Ever pay cash for a used car, only to have it fail inspection because the seller neglected to inform you of missing or nonworking emissions equipment? Makes you want to demand your money back. That’s how the PSA Group is feeling about Opel and Vauxhall, which it purchased from General Motors in August.
According to a report from the news service, the French company overseeing Peugeot and Citroën claims the Detroit automaker didn’t say how badly its Opel and Vauxhall cars would fall short of European CO2 standards until weeks after the sale closed. As a result, PSA wants GM to cough up at least $700 million. That’s half of the roughly for the two brands as part of the larger deal earlier this year.

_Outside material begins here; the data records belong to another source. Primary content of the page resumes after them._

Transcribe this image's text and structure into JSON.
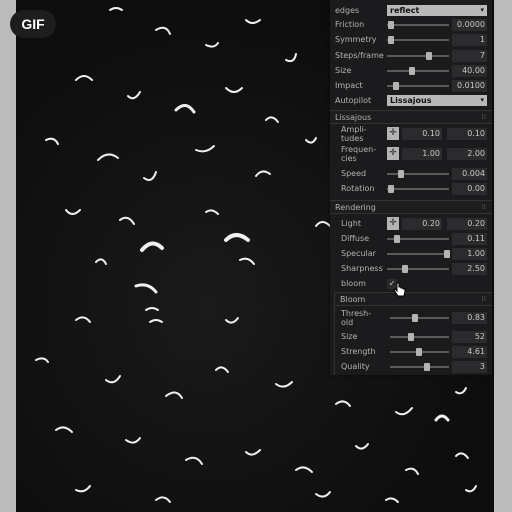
{
  "badge": "GIF",
  "panel": {
    "rows": [
      {
        "label": "edges",
        "value": "reflect"
      },
      {
        "label": "Friction",
        "value": "0.0000",
        "fill": 0.0
      },
      {
        "label": "Symmetry",
        "value": "1",
        "fill": 0.0
      },
      {
        "label": "Steps/frame",
        "value": "7",
        "fill": 0.62
      },
      {
        "label": "Size",
        "value": "40.00",
        "fill": 0.36
      },
      {
        "label": "Impact",
        "value": "0.0100",
        "fill": 0.1
      },
      {
        "label": "Autopilot",
        "value": "Lissajous"
      }
    ],
    "lissajous": {
      "title": "Lissajous",
      "amplitudes": {
        "label1": "Ampli-",
        "label2": "tudes",
        "x": "0.10",
        "y": "0.10"
      },
      "frequencies": {
        "label1": "Frequen-",
        "label2": "cies",
        "x": "1.00",
        "y": "2.00"
      },
      "speed": {
        "label": "Speed",
        "value": "0.004",
        "fill": 0.2
      },
      "rotation": {
        "label": "Rotation",
        "value": "0.00",
        "fill": 0.0
      }
    },
    "rendering": {
      "title": "Rendering",
      "light": {
        "label": "Light",
        "x": "0.20",
        "y": "0.20"
      },
      "diffuse": {
        "label": "Diffuse",
        "value": "0.11",
        "fill": 0.11
      },
      "specular": {
        "label": "Specular",
        "value": "1.00",
        "fill": 1.0
      },
      "sharpness": {
        "label": "Sharpness",
        "value": "2.50",
        "fill": 0.25
      },
      "bloom": {
        "label": "bloom",
        "checked": true
      }
    },
    "bloom": {
      "title": "Bloom",
      "threshold": {
        "label1": "Thresh-",
        "label2": "old",
        "value": "0.83",
        "fill": 0.45
      },
      "size": {
        "label": "Size",
        "value": "52",
        "fill": 0.35
      },
      "strength": {
        "label": "Strength",
        "value": "4.61",
        "fill": 0.52
      },
      "quality": {
        "label": "Quality",
        "value": "3",
        "fill": 0.72
      }
    }
  },
  "icons": {
    "pad": "crosshair-icon",
    "check": "check-icon",
    "cursor": "hand-pointer-icon"
  }
}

Unnamed sources speaking to Reuters said that while PSA hasn’t filed a formal claim against GM, it can request arbitration under the sale agreement if negotiations don’t pan out. Unsurprisingly, neither side is commenting on the matter.

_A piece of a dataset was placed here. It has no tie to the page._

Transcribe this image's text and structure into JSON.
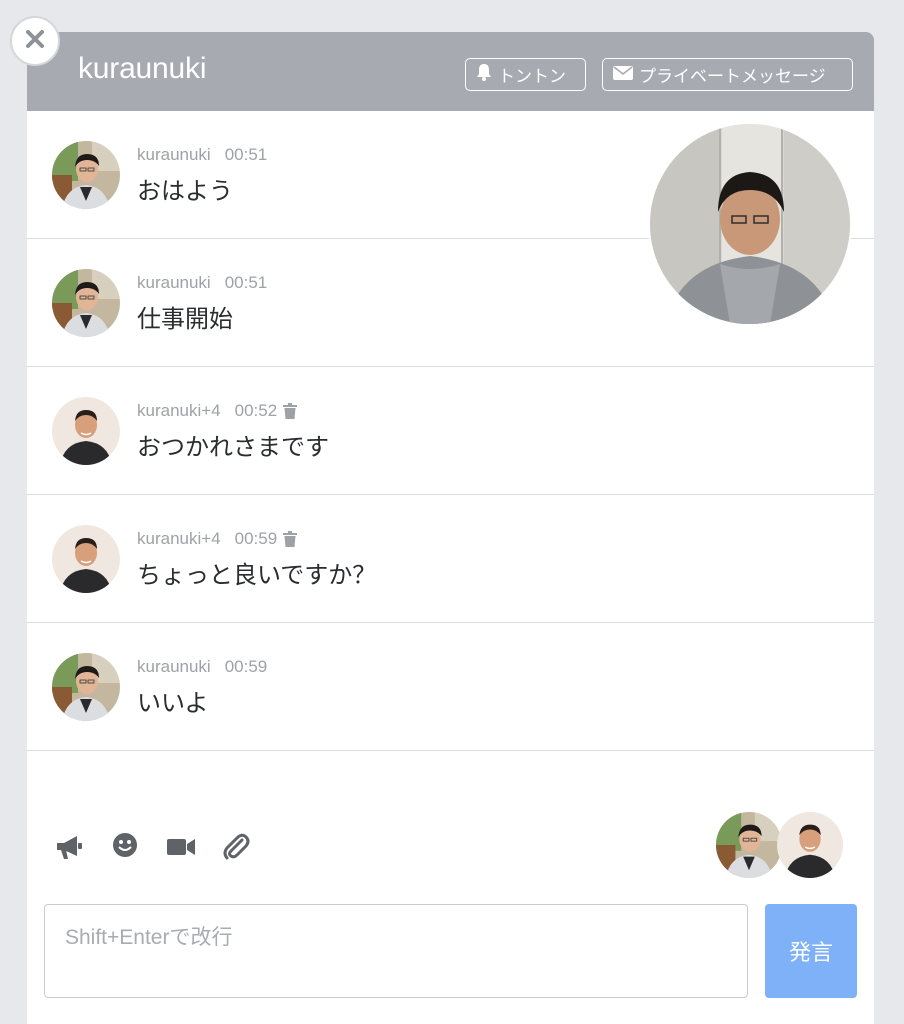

The issue, as PSA CEO Carlos Tavares said earlier this month while unveiling his business plan for the two former GM brands, is that his team “became aware a few weeks after we finalized the closing that the company was going to the wall on CO2 emissions.” Specifically, EU regulations mandate that automakers meet a fleet average of 95 grams per kilometer (roughly 57 mpg) by 2021, down from the current 130 grams (42 mpg). The EU will fine automakers 95 euros, currently about $110, for each gram over the limit, which is multiplied by every car sold. Initially, PSA believed Opel and Vauxhall would exceed the 2021 limit by 3.7 grams. But now, the current product portfolio is expected to fail by 10 grams, which could cost PSA hundreds of millions in fines. The Reuters report cited GM’s “unrealistically high” sales projections for diesel-powered cars and for the electric Ampera-e, the European version of .
Under regulatory and financial pressure, PSA has committed Opel and Vauxhall to sell four electric and plug-in hybrid models by 2024 and to bring those powertrains to every Opel and Vauxhall by 2024. At that time, those cars will move to PSA platforms, a time frame that is three years ahead of what PSA had initially planned. Under GM, both brands lost money for 16 consecutive years. Caveat emptor, especially where automotive purchases are concerned.